most stovetop cooking involves using some sort of fat to sizzle the food in, something to transfer the heat from the pan to the crisping edges of the meal. i’m an olive oil or butter person, myself (just say no to margarine, and why bother with canola oil?), and usually these 2 get me through most anything i want to try out.
Chris, though, has brought over a wide assortment of strange spices & sauces. most of these simply end up as a part of his various spice rubs for meat, but lately, he’s hooked me on sesame oil. it has a warm, delicious smell that makes you instantly recognize why it’s the basis for plenty of massage oils; the aroma released when cooking with it though, is divine. sesame oil cooks at a higher temperature (if i understand correctly), and is thusly perfect for zapping things quickly while keeping them juicy and fresh.

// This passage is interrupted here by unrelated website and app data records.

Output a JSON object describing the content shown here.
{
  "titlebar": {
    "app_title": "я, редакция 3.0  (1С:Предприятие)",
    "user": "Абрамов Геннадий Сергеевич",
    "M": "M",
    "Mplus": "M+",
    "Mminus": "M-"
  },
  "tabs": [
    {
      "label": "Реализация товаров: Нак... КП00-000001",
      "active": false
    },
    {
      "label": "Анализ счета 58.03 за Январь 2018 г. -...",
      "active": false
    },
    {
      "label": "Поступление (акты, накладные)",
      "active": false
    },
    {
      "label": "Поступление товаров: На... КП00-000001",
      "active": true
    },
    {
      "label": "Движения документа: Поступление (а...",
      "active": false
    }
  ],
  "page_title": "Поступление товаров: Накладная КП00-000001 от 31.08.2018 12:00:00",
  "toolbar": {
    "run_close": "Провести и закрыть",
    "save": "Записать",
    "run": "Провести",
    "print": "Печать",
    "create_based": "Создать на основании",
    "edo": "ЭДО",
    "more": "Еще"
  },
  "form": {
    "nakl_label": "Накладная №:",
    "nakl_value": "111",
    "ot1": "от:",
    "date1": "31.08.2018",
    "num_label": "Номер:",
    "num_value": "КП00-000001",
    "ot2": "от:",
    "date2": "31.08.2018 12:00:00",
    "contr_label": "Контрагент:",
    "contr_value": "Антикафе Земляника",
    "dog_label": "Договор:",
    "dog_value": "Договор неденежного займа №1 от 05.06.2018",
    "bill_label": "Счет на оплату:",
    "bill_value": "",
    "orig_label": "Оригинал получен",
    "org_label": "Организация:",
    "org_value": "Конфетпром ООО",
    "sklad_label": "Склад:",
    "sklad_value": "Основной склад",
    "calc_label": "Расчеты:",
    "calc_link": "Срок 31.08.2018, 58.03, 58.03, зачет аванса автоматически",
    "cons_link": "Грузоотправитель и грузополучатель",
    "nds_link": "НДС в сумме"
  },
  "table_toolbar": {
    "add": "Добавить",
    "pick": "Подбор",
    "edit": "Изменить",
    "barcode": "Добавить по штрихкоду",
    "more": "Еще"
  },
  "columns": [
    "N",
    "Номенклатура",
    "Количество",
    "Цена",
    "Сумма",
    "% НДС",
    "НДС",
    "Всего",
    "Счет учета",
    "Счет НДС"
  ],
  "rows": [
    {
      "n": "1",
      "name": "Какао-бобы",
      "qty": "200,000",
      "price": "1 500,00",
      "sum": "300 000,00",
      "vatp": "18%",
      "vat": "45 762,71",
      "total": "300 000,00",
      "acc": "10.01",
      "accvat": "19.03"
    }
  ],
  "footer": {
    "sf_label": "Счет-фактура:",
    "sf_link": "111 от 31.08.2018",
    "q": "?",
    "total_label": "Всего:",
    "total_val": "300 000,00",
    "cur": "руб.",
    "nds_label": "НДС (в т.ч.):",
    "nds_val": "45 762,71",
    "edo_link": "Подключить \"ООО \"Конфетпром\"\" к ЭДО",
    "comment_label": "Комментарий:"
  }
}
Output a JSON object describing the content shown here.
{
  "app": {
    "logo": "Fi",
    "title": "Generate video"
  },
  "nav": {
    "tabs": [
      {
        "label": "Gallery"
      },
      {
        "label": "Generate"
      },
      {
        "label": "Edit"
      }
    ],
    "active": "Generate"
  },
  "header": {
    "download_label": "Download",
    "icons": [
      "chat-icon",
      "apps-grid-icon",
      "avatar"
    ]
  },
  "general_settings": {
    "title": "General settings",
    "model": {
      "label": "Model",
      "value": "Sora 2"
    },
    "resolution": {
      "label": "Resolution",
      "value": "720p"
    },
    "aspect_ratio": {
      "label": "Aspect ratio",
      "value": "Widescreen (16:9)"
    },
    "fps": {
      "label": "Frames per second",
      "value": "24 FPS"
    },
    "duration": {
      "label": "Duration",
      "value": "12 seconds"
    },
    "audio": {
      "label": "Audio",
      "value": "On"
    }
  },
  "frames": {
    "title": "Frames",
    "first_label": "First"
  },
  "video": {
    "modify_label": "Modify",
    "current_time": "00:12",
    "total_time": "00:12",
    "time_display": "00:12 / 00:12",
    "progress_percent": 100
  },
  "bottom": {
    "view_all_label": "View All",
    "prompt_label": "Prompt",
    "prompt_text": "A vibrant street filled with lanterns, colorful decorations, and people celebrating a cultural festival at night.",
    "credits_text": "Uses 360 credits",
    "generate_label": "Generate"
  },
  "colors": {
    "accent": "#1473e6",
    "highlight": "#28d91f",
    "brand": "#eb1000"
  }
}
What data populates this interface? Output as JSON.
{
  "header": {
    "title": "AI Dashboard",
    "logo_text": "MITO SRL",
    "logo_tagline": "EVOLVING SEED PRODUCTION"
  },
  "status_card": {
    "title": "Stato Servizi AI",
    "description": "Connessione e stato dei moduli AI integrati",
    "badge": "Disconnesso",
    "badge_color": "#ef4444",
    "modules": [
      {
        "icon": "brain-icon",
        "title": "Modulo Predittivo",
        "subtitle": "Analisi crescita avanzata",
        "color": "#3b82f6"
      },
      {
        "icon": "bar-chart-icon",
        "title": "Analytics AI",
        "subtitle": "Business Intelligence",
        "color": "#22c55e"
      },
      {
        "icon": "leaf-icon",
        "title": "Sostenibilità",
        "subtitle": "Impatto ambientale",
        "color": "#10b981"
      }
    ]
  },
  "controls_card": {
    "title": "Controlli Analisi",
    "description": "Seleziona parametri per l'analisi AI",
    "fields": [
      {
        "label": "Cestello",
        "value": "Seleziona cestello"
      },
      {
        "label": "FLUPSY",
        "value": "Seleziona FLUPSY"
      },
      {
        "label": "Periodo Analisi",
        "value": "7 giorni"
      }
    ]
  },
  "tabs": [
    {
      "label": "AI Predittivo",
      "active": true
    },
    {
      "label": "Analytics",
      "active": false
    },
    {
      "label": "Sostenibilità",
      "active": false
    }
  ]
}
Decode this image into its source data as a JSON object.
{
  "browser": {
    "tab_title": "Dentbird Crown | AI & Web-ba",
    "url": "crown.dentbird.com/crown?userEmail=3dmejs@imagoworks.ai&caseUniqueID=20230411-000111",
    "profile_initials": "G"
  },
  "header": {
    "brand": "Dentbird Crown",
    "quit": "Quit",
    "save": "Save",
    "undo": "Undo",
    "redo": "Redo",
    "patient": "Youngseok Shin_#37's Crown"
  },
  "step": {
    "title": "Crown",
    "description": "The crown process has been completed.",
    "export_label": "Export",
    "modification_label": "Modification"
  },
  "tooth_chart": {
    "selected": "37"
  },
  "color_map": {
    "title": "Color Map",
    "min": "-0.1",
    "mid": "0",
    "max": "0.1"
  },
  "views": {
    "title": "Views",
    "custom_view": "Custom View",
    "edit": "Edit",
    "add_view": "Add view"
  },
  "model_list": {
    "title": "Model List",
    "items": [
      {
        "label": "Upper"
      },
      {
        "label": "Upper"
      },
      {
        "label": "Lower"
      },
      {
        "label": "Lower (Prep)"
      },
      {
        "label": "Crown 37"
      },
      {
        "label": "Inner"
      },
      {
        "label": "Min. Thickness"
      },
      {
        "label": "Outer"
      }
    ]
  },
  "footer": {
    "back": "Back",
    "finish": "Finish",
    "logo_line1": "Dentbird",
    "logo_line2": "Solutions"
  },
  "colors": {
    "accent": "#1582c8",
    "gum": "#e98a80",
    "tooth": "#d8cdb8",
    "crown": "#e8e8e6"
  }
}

clearly, this is ideal for a very simple tuna steak: let your slab of delicious red tuna come to room temperature. gently rinse it off and pat dry with a paper towel (not critical, and i don’t do it with all fish, but i find that tuna tends to show up pretty bloody), then set on a small plate. lightly dust the whole upper surface with sesame seeds. get a pan very hot (i put mine in an oven cranked to 390 or so, before taking it out and putting it on a stove on high heat), add some sesame oil, and sear the seeded side. add more seeds to the naked side, and gently flip with tongs when the steak releases itself from the pan. for very rare tuna, just sear generously on each side. for slightly more done fish, pop into the oven after searing both sides and let it gently cook for a short while. mayo cut with a little wasabi paste makes a nice accompaniment.